Start of Block
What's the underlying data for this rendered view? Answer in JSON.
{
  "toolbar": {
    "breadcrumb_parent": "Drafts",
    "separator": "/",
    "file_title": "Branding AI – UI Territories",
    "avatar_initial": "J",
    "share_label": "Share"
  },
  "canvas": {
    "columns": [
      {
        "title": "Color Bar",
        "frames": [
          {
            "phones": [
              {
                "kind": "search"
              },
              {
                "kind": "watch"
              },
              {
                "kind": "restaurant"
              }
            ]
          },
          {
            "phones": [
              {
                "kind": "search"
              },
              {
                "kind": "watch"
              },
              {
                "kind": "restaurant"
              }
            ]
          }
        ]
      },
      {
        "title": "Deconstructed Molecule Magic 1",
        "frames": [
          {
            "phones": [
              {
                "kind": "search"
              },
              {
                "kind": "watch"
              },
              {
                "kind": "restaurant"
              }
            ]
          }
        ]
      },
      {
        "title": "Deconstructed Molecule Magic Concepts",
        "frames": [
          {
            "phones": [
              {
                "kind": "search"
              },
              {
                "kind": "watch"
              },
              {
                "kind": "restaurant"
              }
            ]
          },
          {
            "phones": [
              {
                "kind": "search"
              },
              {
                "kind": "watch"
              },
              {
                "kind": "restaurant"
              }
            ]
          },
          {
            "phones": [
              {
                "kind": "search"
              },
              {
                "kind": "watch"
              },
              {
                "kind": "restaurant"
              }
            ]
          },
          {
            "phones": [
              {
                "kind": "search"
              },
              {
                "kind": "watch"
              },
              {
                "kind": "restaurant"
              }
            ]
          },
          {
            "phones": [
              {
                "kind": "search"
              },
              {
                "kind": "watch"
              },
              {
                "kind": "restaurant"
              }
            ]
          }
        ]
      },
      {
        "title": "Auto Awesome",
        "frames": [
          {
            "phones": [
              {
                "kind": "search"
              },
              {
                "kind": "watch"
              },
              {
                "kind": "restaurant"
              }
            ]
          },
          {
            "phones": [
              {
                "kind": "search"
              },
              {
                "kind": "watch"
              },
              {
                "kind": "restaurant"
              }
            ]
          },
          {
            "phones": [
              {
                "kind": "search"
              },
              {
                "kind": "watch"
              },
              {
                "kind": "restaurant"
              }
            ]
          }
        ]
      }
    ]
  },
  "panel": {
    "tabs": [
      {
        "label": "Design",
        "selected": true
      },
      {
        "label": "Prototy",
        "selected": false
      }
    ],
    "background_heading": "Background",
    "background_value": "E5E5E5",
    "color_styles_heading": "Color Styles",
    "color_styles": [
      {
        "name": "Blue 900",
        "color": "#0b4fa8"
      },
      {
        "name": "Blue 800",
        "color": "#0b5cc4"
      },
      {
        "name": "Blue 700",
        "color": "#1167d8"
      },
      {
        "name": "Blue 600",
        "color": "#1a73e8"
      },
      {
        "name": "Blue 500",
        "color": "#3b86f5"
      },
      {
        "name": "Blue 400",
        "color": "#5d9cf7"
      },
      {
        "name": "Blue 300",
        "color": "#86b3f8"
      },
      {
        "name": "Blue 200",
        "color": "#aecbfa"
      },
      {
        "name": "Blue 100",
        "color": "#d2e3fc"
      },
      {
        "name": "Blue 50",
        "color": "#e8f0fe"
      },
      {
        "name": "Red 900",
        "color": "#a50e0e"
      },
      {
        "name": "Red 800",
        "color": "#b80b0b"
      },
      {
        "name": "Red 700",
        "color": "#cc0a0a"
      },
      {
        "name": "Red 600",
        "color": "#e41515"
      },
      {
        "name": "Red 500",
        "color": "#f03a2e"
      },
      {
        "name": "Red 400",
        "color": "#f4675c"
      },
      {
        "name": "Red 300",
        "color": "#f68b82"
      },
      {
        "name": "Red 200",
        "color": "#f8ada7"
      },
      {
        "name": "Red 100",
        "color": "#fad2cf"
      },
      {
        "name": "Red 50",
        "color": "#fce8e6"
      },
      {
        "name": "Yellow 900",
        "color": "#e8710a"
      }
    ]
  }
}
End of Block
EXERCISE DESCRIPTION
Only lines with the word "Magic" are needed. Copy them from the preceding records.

RESPONSE AREA
        "title": "Deconstructed Molecule Magic 1",
        "title": "Deconstructed Molecule Magic Concepts",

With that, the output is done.